[Items from an interface collection]
______________________________
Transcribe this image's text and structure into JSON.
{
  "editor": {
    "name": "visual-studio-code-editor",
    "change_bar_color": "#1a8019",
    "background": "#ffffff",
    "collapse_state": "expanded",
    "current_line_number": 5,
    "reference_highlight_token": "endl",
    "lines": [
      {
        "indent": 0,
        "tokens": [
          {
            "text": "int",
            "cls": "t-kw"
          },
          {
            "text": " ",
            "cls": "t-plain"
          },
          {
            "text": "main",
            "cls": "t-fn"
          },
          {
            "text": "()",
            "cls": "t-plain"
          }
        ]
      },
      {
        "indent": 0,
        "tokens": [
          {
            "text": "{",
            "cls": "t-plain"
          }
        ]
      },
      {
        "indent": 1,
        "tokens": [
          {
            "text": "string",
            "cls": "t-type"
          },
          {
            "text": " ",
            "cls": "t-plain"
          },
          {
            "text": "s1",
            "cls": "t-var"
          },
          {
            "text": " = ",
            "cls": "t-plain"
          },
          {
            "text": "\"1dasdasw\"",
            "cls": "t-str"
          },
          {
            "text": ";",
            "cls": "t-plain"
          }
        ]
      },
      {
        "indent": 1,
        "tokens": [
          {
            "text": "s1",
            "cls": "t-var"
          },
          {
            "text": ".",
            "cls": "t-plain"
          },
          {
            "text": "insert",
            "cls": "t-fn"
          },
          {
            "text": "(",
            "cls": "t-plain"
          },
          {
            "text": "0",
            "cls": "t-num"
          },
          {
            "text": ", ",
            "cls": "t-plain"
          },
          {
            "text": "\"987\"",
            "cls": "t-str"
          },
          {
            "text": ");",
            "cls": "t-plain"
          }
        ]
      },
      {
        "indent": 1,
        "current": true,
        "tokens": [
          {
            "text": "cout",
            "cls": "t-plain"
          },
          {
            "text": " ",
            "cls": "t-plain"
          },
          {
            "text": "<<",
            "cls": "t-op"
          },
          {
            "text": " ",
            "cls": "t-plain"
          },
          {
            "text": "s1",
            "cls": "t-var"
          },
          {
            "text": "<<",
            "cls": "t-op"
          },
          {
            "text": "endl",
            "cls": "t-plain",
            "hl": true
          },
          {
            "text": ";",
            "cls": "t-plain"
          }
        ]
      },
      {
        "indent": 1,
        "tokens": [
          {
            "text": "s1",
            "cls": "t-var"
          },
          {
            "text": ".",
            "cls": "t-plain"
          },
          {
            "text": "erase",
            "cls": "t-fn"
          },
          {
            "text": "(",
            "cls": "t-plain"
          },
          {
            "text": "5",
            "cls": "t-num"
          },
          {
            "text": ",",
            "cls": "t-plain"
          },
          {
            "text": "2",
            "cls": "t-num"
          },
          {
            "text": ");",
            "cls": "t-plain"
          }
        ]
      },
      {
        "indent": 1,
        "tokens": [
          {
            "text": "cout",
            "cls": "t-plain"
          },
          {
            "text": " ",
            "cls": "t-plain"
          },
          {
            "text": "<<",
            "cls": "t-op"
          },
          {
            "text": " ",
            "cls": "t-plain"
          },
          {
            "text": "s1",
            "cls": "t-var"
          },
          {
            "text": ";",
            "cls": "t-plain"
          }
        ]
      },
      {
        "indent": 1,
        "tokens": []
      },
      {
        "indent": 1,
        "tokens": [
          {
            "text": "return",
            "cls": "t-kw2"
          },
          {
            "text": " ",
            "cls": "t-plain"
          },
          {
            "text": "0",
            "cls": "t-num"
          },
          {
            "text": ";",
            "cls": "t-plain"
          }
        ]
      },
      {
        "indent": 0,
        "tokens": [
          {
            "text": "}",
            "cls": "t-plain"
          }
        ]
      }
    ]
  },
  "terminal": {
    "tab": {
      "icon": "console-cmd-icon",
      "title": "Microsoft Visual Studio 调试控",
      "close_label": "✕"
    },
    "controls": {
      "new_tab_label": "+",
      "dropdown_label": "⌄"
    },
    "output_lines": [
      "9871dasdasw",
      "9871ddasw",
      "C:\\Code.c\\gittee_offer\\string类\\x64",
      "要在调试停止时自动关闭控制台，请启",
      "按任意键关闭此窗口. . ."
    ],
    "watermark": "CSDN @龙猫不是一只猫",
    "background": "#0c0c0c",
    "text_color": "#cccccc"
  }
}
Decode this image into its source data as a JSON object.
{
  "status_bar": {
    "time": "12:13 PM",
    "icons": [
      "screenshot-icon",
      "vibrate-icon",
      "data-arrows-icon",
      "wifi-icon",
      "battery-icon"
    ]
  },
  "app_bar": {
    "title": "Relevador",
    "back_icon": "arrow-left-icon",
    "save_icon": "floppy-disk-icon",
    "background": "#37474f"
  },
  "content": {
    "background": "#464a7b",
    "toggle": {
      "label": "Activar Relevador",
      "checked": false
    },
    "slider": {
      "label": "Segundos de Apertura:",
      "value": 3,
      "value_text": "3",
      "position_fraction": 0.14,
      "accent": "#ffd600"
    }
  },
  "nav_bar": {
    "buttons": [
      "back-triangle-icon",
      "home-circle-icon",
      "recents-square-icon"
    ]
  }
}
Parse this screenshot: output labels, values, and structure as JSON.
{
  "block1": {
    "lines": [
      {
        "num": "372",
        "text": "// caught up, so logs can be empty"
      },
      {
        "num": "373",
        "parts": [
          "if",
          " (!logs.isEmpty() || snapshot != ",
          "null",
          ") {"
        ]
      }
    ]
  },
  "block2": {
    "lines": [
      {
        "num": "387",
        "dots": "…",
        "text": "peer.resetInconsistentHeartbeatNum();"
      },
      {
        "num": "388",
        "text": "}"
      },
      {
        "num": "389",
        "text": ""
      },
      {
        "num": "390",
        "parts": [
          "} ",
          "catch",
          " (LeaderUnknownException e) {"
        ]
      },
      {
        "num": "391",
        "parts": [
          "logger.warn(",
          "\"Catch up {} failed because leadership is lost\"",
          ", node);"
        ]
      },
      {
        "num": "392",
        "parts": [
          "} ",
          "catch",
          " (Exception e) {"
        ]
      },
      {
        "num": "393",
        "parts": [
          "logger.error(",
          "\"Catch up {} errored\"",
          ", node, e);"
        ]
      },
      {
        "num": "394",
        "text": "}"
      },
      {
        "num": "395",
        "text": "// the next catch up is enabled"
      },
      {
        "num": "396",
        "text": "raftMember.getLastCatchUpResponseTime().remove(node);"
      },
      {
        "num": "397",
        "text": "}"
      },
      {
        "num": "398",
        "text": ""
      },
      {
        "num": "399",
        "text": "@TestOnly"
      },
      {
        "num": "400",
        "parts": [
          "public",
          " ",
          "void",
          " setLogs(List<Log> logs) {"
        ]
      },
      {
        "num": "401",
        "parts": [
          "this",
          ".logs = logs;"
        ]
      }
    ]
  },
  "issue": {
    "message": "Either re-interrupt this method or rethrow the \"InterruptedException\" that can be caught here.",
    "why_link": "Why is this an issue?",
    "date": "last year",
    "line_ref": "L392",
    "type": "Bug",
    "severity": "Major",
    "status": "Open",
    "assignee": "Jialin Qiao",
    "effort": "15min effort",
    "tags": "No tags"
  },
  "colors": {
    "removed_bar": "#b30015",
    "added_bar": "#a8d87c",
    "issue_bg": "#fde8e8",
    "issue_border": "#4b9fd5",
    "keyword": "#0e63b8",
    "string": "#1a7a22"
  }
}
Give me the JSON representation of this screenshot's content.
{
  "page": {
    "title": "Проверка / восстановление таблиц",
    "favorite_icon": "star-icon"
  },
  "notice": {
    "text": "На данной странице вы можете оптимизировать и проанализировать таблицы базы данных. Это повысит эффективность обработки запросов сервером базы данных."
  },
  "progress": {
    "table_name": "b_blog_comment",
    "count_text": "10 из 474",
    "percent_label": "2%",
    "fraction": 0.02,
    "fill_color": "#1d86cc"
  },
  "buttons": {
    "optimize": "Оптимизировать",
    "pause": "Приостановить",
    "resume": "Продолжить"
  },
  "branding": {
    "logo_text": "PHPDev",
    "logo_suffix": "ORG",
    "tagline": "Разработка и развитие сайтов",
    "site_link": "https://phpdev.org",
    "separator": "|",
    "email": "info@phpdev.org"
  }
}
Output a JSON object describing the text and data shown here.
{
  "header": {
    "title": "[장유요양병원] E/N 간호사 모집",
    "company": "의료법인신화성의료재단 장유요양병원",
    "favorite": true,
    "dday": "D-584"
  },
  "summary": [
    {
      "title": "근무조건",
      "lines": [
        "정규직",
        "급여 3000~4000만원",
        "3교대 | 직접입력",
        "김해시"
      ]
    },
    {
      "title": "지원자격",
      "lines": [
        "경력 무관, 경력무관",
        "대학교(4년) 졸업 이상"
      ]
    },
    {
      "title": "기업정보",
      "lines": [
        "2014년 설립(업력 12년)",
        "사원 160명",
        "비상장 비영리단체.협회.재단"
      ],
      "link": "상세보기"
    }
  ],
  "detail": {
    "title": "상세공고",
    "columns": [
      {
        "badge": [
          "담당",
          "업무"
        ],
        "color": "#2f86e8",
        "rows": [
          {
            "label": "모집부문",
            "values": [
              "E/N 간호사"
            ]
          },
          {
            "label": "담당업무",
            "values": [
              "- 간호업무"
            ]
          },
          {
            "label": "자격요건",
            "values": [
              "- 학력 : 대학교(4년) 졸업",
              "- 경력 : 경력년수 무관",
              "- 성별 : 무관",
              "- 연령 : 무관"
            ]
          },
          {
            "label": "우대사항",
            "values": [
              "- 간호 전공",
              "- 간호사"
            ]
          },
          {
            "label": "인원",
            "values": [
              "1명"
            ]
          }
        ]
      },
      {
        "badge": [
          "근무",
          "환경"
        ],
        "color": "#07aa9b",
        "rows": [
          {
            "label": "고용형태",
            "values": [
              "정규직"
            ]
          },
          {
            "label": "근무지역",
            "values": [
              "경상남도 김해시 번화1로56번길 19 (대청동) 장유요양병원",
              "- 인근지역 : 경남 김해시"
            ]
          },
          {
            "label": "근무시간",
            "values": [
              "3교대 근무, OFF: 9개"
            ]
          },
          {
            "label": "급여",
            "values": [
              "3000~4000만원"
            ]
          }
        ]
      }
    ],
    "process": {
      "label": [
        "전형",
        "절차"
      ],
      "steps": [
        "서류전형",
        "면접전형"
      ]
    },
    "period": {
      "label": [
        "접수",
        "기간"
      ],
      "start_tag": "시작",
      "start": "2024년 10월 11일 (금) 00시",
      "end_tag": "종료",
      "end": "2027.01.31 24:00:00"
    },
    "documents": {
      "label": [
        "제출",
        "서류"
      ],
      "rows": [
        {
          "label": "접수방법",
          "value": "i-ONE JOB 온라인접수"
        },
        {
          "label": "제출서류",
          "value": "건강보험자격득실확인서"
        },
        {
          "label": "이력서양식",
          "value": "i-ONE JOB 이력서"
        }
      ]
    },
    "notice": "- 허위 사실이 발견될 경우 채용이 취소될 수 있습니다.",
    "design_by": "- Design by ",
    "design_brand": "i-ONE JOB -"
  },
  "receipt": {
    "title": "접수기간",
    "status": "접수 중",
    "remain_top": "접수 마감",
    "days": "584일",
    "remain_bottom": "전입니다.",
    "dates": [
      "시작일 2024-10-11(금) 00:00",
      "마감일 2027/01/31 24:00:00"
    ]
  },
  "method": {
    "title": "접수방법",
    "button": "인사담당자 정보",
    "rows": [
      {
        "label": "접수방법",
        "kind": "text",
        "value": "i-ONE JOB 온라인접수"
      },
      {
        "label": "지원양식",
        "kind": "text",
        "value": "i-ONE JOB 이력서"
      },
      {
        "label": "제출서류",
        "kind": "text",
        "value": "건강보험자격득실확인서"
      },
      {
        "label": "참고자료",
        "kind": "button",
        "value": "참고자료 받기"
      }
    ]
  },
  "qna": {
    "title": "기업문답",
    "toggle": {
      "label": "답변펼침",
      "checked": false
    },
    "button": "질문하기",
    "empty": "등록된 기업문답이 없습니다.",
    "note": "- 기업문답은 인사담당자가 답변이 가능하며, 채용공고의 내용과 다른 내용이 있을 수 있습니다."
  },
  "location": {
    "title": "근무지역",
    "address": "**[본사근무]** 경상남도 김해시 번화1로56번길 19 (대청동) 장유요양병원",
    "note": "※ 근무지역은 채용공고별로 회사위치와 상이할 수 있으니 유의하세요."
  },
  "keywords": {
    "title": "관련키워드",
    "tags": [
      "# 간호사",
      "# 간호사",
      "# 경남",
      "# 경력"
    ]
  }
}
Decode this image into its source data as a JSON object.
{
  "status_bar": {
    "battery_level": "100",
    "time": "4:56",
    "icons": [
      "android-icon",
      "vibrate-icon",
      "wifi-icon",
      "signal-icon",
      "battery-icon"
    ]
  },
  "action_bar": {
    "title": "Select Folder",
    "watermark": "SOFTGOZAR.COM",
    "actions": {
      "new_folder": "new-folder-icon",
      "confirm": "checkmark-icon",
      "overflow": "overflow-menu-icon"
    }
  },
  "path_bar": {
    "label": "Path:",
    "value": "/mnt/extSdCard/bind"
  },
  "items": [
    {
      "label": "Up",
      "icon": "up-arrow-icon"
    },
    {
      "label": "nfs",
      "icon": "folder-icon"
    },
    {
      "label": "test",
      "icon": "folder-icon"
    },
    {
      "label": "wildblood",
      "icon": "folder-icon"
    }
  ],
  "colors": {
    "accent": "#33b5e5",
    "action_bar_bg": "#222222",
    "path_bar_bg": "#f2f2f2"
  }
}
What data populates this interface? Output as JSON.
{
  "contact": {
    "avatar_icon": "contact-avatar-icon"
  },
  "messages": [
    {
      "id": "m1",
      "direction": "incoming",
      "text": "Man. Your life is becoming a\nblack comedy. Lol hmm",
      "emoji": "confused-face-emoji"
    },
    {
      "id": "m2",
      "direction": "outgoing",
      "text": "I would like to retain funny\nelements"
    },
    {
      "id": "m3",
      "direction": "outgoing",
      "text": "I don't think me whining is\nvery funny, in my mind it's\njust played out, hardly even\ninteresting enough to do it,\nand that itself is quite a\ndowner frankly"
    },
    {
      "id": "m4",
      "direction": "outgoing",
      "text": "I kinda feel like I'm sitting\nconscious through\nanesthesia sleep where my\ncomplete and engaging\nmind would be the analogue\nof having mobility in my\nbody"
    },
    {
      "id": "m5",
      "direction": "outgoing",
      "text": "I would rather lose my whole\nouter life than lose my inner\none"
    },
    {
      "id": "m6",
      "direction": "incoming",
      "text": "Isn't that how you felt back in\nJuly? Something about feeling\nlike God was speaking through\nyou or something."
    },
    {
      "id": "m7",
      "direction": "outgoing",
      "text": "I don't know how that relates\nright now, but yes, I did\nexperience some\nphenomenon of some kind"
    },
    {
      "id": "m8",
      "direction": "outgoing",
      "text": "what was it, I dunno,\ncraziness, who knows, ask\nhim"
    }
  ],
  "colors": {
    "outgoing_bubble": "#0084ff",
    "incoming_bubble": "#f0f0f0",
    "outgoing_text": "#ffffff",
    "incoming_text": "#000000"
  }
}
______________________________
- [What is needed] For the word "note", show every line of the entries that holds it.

- [Result below]
    "note": "- 기업문답은 인사담당자가 답변이 가능하며, 채용공고의 내용과 다른 내용이 있을 수 있습니다."
    "note": "※ 근무지역은 채용공고별로 회사위치와 상이할 수 있으니 유의하세요."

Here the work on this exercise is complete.